Imad Wasim has the air and confidence of a natural leader. A long-term captain of the Pakistan Under-19 side, he has also led Islamabad in both first-class and limited-overs cricket, and captained sides in the PCB Patron's Trophy. In the midst of his match-winning spell of left-arm spin in the first T20I against Zimbabwe, however, Wasim was quite happy to follow the plans laid out to him by his captain and coaches.
"Whatever is required, I do," Wasim said. "Whatever my captain tells me, I do that." He was deployed early against Zimbabwe opener Chamu Chibhabha, who has a reputation for preferring pace on the ball, and insisted "the coaching staff and captain were part of that decision."
Despite his respectful deference, Wasim is also a street-smart cricketer who has played the game professionally for almost a decade. On current evidence, he could be around for a lot longer. "Look, I've been playing cricket for ten years now," he said. "First-class, and before that Under-19, so there is a bit of pressure coming into international cricket but I played in Sri Lanka, and against Zimbabwe at home, so I think I can cope with it now."
Wasim's international debut came against Zimbabwe at home in May, in the second Twenty20 international. He had been selected on the basis of his all-round performances for Pakistan A. On a flat track at the Gaddafi Stadium in Lahore, he bowled only two overs but played a more vital hand with the bat as Pakistan snuck home by two wickets.

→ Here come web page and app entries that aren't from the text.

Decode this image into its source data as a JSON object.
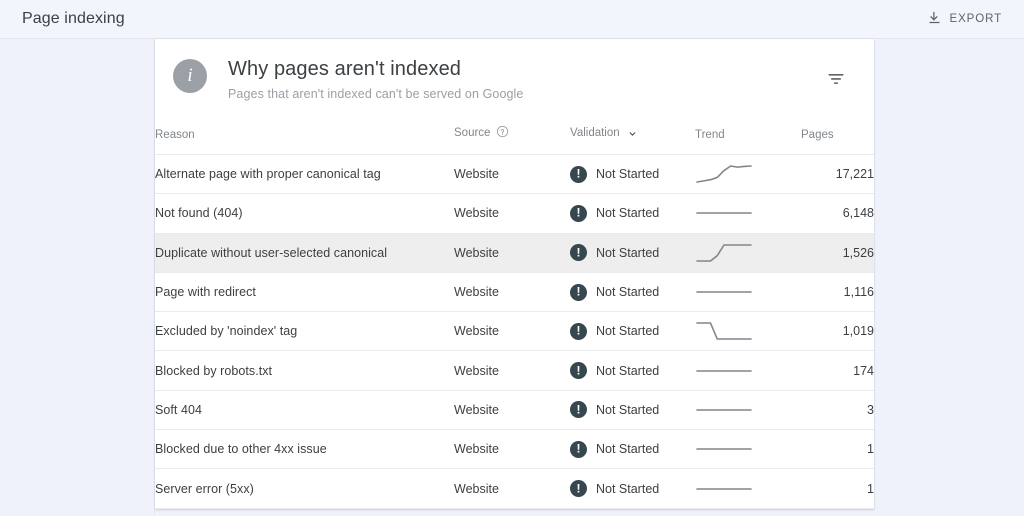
{
  "topbar": {
    "title": "Page indexing",
    "export_label": "EXPORT",
    "export_icon": "download-icon"
  },
  "card": {
    "info_icon": "info-icon",
    "title": "Why pages aren't indexed",
    "subtitle": "Pages that aren't indexed can't be served on Google",
    "filter_icon": "filter-icon"
  },
  "table": {
    "columns": [
      {
        "key": "reason",
        "label": "Reason",
        "icon": null,
        "sorted": false
      },
      {
        "key": "source",
        "label": "Source",
        "icon": "help-circle-icon",
        "sorted": false
      },
      {
        "key": "validation",
        "label": "Validation",
        "icon": "arrow-down-icon",
        "sorted": true
      },
      {
        "key": "trend",
        "label": "Trend",
        "icon": null,
        "sorted": false
      },
      {
        "key": "pages",
        "label": "Pages",
        "icon": null,
        "sorted": false
      }
    ],
    "rows": [
      {
        "reason": "Alternate page with proper canonical tag",
        "source": "Website",
        "validation": "Not Started",
        "status_icon": "exclamation-circle-icon",
        "pages": "17,221",
        "hovered": false,
        "trend": [
          8,
          8.5,
          9,
          10,
          13,
          15,
          14.5,
          14.8,
          15
        ]
      },
      {
        "reason": "Not found (404)",
        "source": "Website",
        "validation": "Not Started",
        "status_icon": "exclamation-circle-icon",
        "pages": "6,148",
        "hovered": false,
        "trend": [
          11,
          11,
          11,
          11,
          11,
          11,
          11,
          11,
          11
        ]
      },
      {
        "reason": "Duplicate without user-selected canonical",
        "source": "Website",
        "validation": "Not Started",
        "status_icon": "exclamation-circle-icon",
        "pages": "1,526",
        "hovered": true,
        "trend": [
          10,
          10,
          10,
          10.5,
          11.5,
          11.5,
          11.5,
          11.5,
          11.5
        ]
      },
      {
        "reason": "Page with redirect",
        "source": "Website",
        "validation": "Not Started",
        "status_icon": "exclamation-circle-icon",
        "pages": "1,116",
        "hovered": false,
        "trend": [
          11,
          11,
          11,
          11,
          11,
          11,
          11,
          11,
          11
        ]
      },
      {
        "reason": "Excluded by 'noindex' tag",
        "source": "Website",
        "validation": "Not Started",
        "status_icon": "exclamation-circle-icon",
        "pages": "1,019",
        "hovered": false,
        "trend": [
          11.5,
          11.5,
          11.5,
          10.5,
          10.5,
          10.5,
          10.5,
          10.5,
          10.5
        ]
      },
      {
        "reason": "Blocked by robots.txt",
        "source": "Website",
        "validation": "Not Started",
        "status_icon": "exclamation-circle-icon",
        "pages": "174",
        "hovered": false,
        "trend": [
          11,
          11,
          11,
          11,
          11,
          11,
          11,
          11,
          11
        ]
      },
      {
        "reason": "Soft 404",
        "source": "Website",
        "validation": "Not Started",
        "status_icon": "exclamation-circle-icon",
        "pages": "3",
        "hovered": false,
        "trend": [
          11,
          11,
          11,
          11,
          11,
          11,
          11,
          11,
          11
        ]
      },
      {
        "reason": "Blocked due to other 4xx issue",
        "source": "Website",
        "validation": "Not Started",
        "status_icon": "exclamation-circle-icon",
        "pages": "1",
        "hovered": false,
        "trend": [
          11,
          11,
          11,
          11,
          11,
          11,
          11,
          11,
          11
        ]
      },
      {
        "reason": "Server error (5xx)",
        "source": "Website",
        "validation": "Not Started",
        "status_icon": "exclamation-circle-icon",
        "pages": "1",
        "hovered": false,
        "trend": [
          11,
          11,
          11,
          11,
          11,
          11,
          11,
          11,
          11
        ]
      }
    ]
  },
  "colors": {
    "page_background": "#eff1fb",
    "card_background": "#ffffff",
    "row_hover": "#eeeeee",
    "status_icon": "#37474f",
    "info_badge": "#9aa0a6",
    "text_primary": "#3c4043",
    "text_secondary": "#80868b",
    "sparkline": "#80868b"
  }
}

There were also some handy runs from him today, the best of which was a mighty loft down the ground for one of only four sixes in the entire match. It's clearly a stroke he's worked on: at Saturday's centre net he spent the best part of an hour practising it. His 19 runs off 12 balls were crucial in a low-scoring game.
"The wicket was not as good as we felt it was at the start, so I felt our score was okay," Wasim said. "And to win by 20 or so runs in a low-scoring game is a convincing win."
Wasim's all-round contributions included two run-outs, but it was his bowling which was most eye-catching. Though the wicket was taking spin, it was his drift which caused the most trouble. "The pitch was a bit slow, and it was spinning a lot, but you still have to bowl in good areas," he said. "I use spin and drift, I do both. But was I using drift as a weapon today? Yes, definitely."